-- Stored records --
☆ ☆ ☆ ☆ ☆ ☆ ☆

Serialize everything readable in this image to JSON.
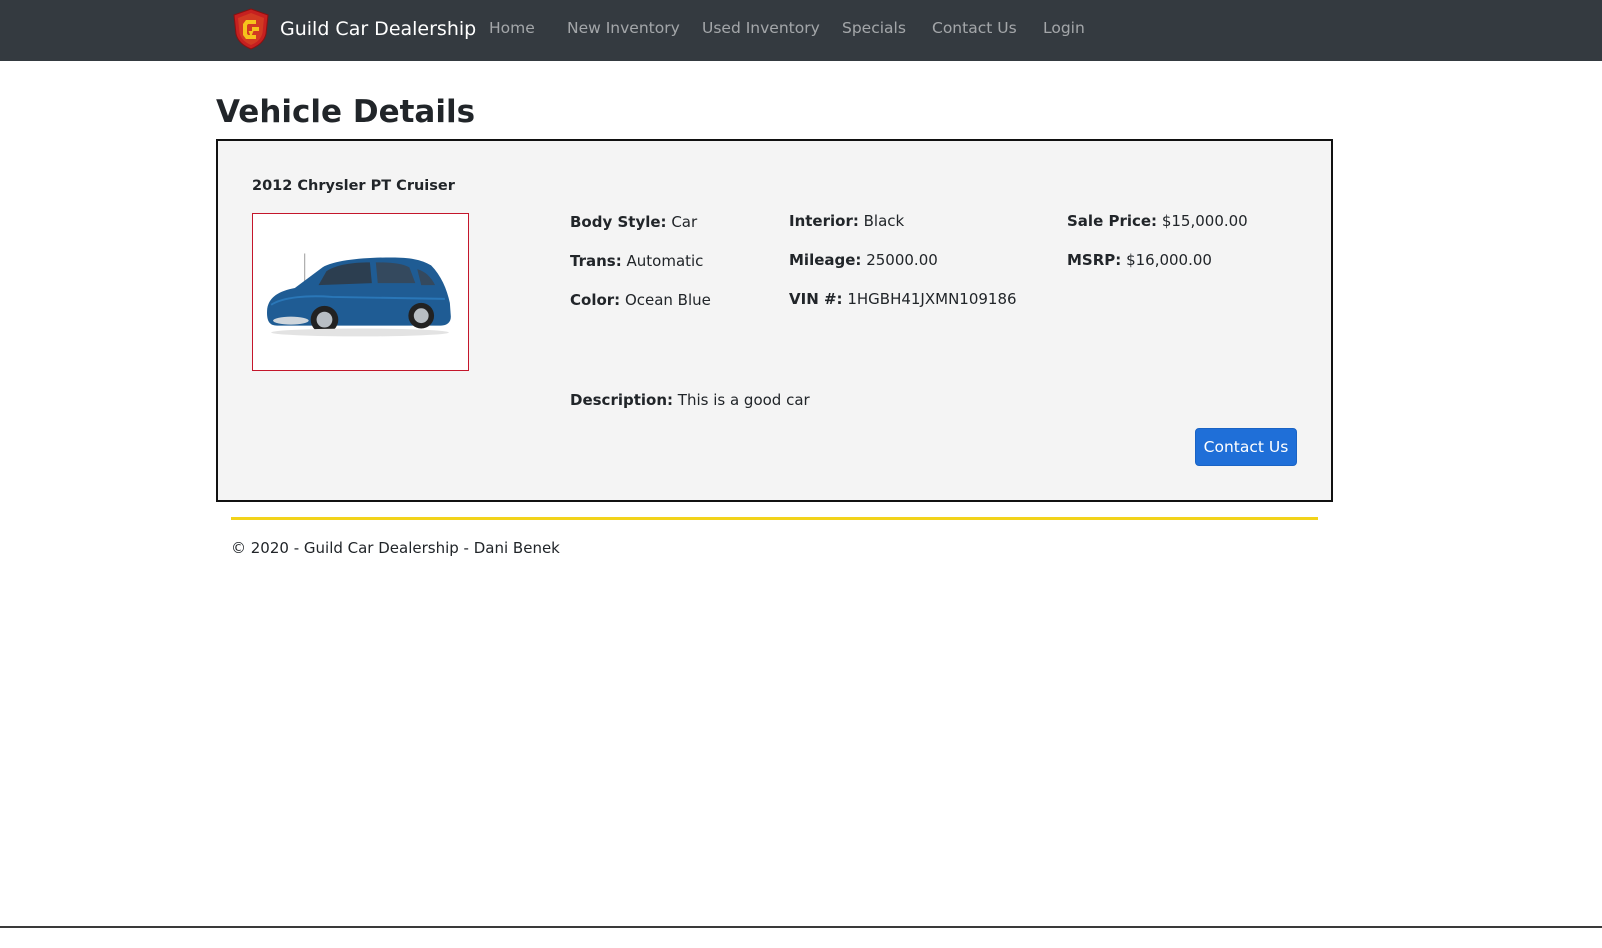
{
  "navbar": {
    "brand": "Guild Car Dealership",
    "links": [
      "Home",
      "New Inventory",
      "Used Inventory",
      "Specials",
      "Contact Us",
      "Login"
    ]
  },
  "page": {
    "title": "Vehicle Details"
  },
  "vehicle": {
    "title": "2012 Chrysler PT Cruiser",
    "photo_icon": "car-photo",
    "specs": {
      "body_style": {
        "label": "Body Style:",
        "value": "Car"
      },
      "trans": {
        "label": "Trans:",
        "value": "Automatic"
      },
      "color": {
        "label": "Color:",
        "value": "Ocean Blue"
      },
      "interior": {
        "label": "Interior:",
        "value": "Black"
      },
      "mileage": {
        "label": "Mileage:",
        "value": "25000.00"
      },
      "vin": {
        "label": "VIN #:",
        "value": "1HGBH41JXMN109186"
      },
      "sale_price": {
        "label": "Sale Price:",
        "value": "$15,000.00"
      },
      "msrp": {
        "label": "MSRP:",
        "value": "$16,000.00"
      }
    },
    "description": {
      "label": "Description:",
      "value": "This is a good car"
    },
    "contact_button": "Contact Us"
  },
  "footer": {
    "text": "© 2020 - Guild Car Dealership - Dani Benek"
  },
  "colors": {
    "navbar_bg": "#343a40",
    "button": "#1f6fd8",
    "footer_rule": "#f2d31a",
    "photo_border": "#c4162b"
  }
}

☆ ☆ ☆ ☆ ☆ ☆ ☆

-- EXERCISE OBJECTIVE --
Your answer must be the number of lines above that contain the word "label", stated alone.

-- SOLUTION FOR THIS TASK --
9